Many chemical processes could benefit from iron catalysis in the coming years. In the area of transportation fuels, new catalysts will be needed to improve desulfurization and denitrogenation of gasoline and diesel fuel to reduce automobile pollution as lower grades of crude oil are increasingly used. Effective catalysts for C–H activation of simple alkanes to make longer chain hydrocarbons could be crucial in processes that convert plant sugars into biofuels. And as White's work shows, C–H activation is already a hot area of research aimed at the synthesis of complex molecules for pharmaceuticals and fine chemicals.
Still another target is developing iron nanoparticles that can catalyze chemical syntheses and the remediation of contaminated soil and groundwater.
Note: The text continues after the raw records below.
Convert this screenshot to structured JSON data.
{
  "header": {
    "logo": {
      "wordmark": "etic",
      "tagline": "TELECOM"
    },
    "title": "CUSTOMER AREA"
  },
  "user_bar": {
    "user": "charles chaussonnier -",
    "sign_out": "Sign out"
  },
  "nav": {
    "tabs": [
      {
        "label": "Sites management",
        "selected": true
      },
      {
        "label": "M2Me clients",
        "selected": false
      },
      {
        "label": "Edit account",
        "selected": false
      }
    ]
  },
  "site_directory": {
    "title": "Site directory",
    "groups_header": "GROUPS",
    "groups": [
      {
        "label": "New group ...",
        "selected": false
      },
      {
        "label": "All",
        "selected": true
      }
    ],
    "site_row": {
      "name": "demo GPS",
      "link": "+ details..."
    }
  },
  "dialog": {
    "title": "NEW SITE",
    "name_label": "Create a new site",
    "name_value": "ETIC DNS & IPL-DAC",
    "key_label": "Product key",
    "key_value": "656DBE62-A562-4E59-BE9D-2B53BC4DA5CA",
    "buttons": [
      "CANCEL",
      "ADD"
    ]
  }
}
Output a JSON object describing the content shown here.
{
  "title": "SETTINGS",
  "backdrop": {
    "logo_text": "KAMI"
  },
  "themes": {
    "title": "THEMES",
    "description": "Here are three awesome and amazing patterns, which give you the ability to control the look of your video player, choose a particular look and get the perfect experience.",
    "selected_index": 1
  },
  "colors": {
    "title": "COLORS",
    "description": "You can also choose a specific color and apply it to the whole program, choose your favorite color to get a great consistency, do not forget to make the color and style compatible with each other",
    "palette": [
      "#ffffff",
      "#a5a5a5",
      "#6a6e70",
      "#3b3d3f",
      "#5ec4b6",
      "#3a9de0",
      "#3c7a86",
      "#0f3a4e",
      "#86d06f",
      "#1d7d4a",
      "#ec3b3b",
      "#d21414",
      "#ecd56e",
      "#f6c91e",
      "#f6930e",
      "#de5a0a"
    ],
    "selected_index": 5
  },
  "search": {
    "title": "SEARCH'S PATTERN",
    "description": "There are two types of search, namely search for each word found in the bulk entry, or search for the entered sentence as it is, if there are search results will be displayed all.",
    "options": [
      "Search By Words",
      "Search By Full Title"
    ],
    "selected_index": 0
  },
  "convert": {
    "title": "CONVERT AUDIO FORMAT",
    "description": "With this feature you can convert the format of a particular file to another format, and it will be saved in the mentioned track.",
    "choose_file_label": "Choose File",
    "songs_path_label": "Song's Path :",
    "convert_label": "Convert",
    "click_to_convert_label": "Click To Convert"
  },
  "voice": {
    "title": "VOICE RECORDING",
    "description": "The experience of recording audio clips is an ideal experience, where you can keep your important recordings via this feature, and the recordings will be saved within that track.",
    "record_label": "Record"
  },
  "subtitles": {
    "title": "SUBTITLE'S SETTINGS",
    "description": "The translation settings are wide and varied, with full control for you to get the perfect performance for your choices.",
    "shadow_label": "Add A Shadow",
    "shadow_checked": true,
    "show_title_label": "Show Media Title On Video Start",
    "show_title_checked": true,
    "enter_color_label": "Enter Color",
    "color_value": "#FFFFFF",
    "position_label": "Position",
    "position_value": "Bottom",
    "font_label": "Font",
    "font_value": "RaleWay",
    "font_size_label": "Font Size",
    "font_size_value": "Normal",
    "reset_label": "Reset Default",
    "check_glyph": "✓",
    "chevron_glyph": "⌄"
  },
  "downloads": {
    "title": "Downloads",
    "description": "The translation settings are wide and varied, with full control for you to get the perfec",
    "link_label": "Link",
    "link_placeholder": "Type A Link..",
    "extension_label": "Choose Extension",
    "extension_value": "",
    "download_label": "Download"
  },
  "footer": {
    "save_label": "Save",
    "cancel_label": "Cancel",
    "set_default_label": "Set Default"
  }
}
And even for the well-established Haber-Bosch reaction, switching from a heterogeneous iron catalyst to a soluble homogeneous catalyst might permit the reaction to operate at lower temperature and pressure and significantly reduce energy costs.
Iron complexes are becoming a much more interesting and viable choice for catalysis, says Beller, whose own work includes iron-catalyzed reductions of carbonyl groups to make alcohols under mild conditions. "Clearly, the reported iron catalyst systems are still far from immediate industrial applications," he notes. And the chemical industry will not shift away from precious-metal catalysts to iron or other alternatives until it is advantageous to do so. "But for the midterm future, we can expect a significant increase in the use of iron catalysis in organic synthesis," Beller concludes.